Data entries
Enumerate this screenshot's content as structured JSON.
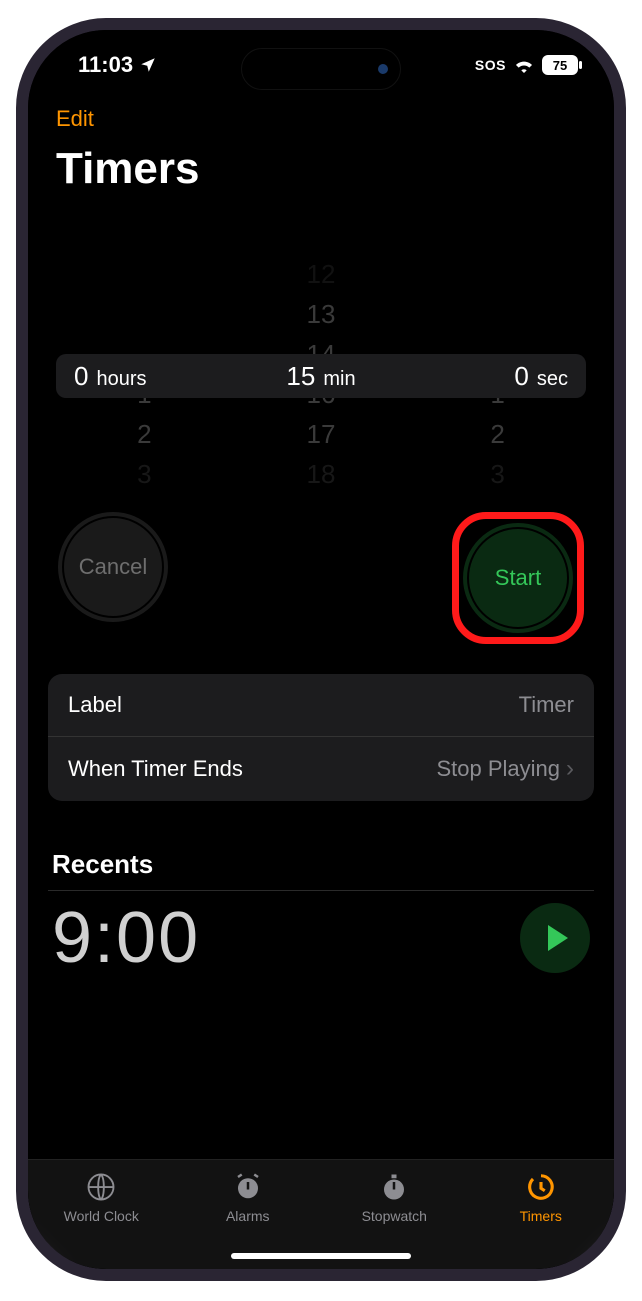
{
  "status": {
    "time": "11:03",
    "sos": "SOS",
    "battery": "75"
  },
  "nav": {
    "edit": "Edit",
    "title": "Timers"
  },
  "picker": {
    "hours_value": "0",
    "hours_unit": "hours",
    "min_value": "15",
    "min_unit": "min",
    "sec_value": "0",
    "sec_unit": "sec",
    "hours_below": [
      "1",
      "2",
      "3"
    ],
    "min_above": [
      "12",
      "13",
      "14"
    ],
    "min_below": [
      "16",
      "17",
      "18"
    ],
    "sec_below": [
      "1",
      "2",
      "3"
    ]
  },
  "buttons": {
    "cancel": "Cancel",
    "start": "Start"
  },
  "options": {
    "label_key": "Label",
    "label_val": "Timer",
    "ends_key": "When Timer Ends",
    "ends_val": "Stop Playing"
  },
  "recents": {
    "title": "Recents",
    "time": "9:00"
  },
  "tabs": {
    "world": "World Clock",
    "alarms": "Alarms",
    "stopwatch": "Stopwatch",
    "timers": "Timers"
  }
}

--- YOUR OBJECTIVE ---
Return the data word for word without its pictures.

--- ANSWER SPACE ---
Enumerate this screenshot's content as structured JSON.
{
  "status": {
    "time": "11:03",
    "sos": "SOS",
    "battery": "75"
  },
  "nav": {
    "edit": "Edit",
    "title": "Timers"
  },
  "picker": {
    "hours_value": "0",
    "hours_unit": "hours",
    "min_value": "15",
    "min_unit": "min",
    "sec_value": "0",
    "sec_unit": "sec",
    "hours_below": [
      "1",
      "2",
      "3"
    ],
    "min_above": [
      "12",
      "13",
      "14"
    ],
    "min_below": [
      "16",
      "17",
      "18"
    ],
    "sec_below": [
      "1",
      "2",
      "3"
    ]
  },
  "buttons": {
    "cancel": "Cancel",
    "start": "Start"
  },
  "options": {
    "label_key": "Label",
    "label_val": "Timer",
    "ends_key": "When Timer Ends",
    "ends_val": "Stop Playing"
  },
  "recents": {
    "title": "Recents",
    "time": "9:00"
  },
  "tabs": {
    "world": "World Clock",
    "alarms": "Alarms",
    "stopwatch": "Stopwatch",
    "timers": "Timers"
  }
}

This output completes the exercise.